◆ **Extracted records**:
^^^^^^^^

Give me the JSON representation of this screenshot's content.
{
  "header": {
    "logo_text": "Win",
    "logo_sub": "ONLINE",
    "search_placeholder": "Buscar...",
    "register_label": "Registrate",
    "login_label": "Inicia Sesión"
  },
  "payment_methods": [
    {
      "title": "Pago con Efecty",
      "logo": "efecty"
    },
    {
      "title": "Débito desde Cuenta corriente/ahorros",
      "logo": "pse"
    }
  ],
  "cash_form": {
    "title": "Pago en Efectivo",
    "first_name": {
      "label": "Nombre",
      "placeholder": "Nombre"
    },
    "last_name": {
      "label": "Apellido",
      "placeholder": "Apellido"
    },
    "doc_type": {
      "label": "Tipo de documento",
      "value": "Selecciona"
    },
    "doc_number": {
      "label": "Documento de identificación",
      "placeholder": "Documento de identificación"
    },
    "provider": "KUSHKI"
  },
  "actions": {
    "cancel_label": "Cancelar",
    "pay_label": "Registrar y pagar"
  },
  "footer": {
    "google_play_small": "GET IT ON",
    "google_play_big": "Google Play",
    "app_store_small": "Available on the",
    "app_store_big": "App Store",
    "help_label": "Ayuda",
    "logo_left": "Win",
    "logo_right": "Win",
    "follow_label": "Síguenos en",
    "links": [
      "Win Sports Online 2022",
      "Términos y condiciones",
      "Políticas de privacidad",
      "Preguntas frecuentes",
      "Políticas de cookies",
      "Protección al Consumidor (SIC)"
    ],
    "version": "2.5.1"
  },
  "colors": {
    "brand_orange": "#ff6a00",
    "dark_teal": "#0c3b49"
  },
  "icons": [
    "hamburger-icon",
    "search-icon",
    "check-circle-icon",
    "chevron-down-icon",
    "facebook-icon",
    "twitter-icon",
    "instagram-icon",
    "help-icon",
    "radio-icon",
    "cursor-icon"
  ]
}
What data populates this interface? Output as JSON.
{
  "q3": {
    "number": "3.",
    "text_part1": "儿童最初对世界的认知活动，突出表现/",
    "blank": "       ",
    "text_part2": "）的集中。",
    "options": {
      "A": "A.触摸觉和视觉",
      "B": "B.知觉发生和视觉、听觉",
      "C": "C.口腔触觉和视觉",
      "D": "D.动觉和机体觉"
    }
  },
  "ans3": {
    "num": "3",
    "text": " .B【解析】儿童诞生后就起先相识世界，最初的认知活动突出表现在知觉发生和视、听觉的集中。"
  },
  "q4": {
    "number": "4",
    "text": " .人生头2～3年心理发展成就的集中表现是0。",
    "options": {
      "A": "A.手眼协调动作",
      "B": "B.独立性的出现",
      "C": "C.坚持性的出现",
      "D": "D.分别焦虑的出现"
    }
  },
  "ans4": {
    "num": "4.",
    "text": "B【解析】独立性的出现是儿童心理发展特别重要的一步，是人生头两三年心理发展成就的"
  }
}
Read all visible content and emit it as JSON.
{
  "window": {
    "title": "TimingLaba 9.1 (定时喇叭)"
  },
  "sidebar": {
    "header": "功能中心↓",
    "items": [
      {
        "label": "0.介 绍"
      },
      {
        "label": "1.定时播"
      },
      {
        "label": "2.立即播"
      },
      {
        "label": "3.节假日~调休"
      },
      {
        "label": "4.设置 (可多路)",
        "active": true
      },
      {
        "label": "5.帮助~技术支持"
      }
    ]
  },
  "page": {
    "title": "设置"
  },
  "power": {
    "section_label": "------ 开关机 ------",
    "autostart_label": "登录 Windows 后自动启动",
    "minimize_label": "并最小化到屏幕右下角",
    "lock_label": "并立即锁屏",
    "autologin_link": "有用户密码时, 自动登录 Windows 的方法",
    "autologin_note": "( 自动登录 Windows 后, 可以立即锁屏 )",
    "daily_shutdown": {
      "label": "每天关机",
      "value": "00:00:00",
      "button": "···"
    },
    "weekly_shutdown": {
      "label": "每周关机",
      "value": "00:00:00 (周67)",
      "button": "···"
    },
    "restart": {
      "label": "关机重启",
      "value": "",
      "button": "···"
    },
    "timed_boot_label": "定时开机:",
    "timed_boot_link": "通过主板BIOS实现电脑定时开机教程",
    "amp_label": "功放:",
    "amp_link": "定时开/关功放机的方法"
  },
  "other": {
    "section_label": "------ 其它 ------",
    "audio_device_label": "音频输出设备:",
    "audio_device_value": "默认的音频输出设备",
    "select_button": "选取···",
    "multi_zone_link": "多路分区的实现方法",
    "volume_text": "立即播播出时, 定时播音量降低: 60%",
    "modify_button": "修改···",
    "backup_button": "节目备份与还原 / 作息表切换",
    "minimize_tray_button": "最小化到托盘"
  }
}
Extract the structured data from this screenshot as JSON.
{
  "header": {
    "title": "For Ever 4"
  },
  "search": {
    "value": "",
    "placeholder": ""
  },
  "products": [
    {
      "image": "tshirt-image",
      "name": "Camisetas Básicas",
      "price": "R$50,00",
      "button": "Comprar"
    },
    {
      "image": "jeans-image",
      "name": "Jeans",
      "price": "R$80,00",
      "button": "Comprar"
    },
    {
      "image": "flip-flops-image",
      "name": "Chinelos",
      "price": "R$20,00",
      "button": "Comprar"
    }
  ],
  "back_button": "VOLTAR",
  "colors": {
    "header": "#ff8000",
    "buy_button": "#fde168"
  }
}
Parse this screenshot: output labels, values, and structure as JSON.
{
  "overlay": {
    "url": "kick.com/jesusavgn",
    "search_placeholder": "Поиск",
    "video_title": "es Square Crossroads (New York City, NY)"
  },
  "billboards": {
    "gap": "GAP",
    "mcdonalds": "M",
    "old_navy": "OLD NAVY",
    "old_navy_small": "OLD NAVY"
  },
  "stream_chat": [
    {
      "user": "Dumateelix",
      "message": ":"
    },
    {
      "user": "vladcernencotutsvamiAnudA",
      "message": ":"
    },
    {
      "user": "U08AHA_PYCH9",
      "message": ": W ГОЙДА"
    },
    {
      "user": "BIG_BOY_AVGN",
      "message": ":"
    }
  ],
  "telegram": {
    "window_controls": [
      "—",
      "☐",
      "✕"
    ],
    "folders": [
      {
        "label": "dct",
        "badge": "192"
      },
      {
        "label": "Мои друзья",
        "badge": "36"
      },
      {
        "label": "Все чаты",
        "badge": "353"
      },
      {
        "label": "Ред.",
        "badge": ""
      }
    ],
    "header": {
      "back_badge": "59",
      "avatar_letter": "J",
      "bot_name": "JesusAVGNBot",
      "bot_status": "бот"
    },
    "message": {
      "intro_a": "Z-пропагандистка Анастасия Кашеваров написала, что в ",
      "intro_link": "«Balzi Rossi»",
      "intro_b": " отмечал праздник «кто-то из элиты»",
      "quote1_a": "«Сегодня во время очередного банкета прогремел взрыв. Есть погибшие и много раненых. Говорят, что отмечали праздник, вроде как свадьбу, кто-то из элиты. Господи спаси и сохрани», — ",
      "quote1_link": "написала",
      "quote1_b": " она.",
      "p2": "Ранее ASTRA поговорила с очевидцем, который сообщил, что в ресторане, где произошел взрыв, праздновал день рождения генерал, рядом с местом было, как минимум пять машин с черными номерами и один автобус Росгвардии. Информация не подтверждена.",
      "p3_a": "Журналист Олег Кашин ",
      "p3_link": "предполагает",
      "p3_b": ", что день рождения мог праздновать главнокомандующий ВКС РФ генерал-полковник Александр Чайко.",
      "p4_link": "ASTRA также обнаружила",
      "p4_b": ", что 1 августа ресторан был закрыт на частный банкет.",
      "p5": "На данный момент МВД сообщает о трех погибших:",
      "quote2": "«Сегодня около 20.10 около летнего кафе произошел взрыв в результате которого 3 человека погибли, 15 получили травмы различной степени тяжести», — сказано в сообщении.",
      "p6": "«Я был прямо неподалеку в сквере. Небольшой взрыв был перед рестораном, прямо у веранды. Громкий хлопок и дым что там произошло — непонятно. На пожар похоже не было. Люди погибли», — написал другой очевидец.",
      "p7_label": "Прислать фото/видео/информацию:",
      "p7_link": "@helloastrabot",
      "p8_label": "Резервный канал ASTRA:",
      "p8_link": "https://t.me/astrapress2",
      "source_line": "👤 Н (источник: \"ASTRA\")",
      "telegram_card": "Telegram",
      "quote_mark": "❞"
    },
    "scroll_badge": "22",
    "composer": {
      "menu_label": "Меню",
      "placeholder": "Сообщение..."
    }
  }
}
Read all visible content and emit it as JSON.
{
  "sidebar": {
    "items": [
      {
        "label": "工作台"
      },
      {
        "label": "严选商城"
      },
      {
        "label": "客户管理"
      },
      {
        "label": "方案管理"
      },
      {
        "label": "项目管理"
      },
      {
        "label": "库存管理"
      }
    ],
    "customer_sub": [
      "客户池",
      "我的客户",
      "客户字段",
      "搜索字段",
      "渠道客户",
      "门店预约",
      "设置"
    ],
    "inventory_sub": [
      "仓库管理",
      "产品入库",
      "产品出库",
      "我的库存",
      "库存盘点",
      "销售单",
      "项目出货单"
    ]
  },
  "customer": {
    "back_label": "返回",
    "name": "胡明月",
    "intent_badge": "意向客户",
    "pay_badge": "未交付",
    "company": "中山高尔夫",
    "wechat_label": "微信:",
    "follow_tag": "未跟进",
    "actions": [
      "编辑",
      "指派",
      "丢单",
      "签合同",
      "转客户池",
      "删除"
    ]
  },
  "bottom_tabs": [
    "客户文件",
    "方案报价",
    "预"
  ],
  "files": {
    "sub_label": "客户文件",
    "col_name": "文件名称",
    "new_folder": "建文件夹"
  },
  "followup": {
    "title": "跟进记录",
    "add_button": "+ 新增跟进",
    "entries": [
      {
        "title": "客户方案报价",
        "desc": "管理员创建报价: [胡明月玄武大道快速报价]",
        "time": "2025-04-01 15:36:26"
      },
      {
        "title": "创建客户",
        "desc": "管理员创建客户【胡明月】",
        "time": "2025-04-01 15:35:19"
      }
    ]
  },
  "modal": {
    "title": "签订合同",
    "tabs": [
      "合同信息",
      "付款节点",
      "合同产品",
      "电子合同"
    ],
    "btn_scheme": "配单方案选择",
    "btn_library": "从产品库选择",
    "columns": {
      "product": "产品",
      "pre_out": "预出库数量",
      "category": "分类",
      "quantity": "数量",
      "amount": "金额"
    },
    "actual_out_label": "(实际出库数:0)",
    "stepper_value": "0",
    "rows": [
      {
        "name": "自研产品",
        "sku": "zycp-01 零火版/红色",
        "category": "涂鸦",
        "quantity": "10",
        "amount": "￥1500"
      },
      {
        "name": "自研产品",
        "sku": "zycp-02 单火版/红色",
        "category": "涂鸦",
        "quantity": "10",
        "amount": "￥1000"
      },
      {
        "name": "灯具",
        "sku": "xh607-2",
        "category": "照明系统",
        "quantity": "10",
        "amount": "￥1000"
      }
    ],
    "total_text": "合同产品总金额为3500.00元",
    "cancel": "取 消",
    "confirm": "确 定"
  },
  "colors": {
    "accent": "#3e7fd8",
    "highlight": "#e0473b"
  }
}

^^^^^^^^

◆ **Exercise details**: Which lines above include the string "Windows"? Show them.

◆ **Response to this exercise**:
    "autostart_label": "登录 Windows 后自动启动",
    "autologin_link": "有用户密码时, 自动登录 Windows 的方法",
    "autologin_note": "( 自动登录 Windows 后, 可以立即锁屏 )",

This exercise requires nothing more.